* **Exercise**
Track down each line below containing the string "this" and copy it.

* **Supplied information**
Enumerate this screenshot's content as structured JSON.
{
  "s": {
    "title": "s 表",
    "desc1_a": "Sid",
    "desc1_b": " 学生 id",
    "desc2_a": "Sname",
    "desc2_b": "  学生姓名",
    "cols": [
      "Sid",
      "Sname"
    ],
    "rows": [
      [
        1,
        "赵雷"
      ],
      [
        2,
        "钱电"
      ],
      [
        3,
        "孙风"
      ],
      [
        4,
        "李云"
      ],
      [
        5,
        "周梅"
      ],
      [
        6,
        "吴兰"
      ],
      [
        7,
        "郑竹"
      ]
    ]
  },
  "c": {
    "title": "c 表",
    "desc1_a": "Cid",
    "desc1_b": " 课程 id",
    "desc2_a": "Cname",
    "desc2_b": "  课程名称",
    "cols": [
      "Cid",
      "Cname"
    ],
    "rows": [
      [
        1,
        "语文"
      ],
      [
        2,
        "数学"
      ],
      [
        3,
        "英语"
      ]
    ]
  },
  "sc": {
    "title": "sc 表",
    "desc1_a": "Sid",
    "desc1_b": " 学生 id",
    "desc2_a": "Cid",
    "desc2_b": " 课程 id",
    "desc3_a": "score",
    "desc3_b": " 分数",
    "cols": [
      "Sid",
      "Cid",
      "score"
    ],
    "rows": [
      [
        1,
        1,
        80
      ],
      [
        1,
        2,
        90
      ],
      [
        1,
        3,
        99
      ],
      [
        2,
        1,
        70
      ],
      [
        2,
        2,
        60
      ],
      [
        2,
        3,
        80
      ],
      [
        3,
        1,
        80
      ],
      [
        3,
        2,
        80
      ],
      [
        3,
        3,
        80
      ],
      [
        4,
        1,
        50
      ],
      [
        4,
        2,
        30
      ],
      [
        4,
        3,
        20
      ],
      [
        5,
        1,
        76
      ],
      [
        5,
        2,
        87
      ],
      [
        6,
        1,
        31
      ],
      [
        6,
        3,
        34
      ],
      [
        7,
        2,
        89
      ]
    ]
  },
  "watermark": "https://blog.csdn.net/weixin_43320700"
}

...

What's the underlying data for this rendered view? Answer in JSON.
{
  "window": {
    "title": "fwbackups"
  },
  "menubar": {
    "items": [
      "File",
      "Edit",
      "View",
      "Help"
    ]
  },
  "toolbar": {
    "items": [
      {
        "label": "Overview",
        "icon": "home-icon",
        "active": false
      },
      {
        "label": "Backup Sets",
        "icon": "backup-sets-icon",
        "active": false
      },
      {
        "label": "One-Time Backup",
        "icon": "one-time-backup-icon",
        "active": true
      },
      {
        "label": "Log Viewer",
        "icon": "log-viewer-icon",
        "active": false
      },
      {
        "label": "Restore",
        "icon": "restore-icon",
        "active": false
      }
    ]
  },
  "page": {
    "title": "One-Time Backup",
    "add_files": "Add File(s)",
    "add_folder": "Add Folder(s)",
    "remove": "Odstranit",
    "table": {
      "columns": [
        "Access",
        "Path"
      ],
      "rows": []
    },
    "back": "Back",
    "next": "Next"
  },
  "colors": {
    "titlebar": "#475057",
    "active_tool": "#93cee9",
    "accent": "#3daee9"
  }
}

* **Result of the task**
Enumerate this screenshot's content as structured JSON.
What's the underlying data for this rendered view? Answer in JSON.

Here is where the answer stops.